INFORMATION GIVEN →

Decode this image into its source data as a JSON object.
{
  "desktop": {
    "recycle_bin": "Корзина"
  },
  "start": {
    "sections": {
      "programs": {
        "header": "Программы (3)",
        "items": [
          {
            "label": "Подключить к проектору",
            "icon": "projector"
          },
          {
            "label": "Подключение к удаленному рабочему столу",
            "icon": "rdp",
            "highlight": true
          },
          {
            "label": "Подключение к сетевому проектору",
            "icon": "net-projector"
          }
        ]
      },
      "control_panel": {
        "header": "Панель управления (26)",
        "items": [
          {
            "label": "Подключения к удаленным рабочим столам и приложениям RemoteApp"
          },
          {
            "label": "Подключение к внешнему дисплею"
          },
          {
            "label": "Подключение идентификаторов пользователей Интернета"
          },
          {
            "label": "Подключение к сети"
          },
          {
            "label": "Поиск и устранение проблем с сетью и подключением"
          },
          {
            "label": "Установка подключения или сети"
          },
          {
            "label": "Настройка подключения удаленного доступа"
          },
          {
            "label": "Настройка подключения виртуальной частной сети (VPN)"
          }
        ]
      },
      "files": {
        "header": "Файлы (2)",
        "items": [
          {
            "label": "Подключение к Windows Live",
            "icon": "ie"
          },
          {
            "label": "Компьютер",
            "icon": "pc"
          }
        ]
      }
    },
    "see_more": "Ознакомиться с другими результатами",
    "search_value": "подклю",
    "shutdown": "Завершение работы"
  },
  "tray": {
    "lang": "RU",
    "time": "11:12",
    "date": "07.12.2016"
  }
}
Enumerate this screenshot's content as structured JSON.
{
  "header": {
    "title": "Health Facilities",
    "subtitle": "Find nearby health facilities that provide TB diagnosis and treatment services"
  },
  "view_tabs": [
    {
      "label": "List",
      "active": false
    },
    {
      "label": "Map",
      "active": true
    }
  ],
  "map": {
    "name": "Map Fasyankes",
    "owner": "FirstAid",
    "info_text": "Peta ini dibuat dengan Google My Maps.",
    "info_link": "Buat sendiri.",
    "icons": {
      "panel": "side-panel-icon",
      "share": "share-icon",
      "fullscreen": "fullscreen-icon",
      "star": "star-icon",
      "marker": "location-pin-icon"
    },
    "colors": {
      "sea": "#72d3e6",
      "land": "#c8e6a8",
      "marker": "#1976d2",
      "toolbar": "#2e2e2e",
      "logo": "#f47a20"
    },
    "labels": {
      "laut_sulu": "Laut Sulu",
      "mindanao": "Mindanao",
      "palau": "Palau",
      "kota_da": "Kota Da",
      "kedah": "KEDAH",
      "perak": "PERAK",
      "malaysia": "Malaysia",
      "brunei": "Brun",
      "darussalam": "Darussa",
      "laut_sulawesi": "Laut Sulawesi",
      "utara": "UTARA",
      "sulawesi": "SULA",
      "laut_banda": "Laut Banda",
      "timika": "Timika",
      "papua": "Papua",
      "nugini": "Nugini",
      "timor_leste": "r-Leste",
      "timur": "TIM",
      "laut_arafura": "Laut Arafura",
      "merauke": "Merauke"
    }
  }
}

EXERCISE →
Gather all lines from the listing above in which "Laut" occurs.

COMPLETED TASK →
      "laut_sulu": "Laut Sulu",
      "laut_sulawesi": "Laut Sulawesi",
      "laut_banda": "Laut Banda",
      "laut_arafura": "Laut Arafura",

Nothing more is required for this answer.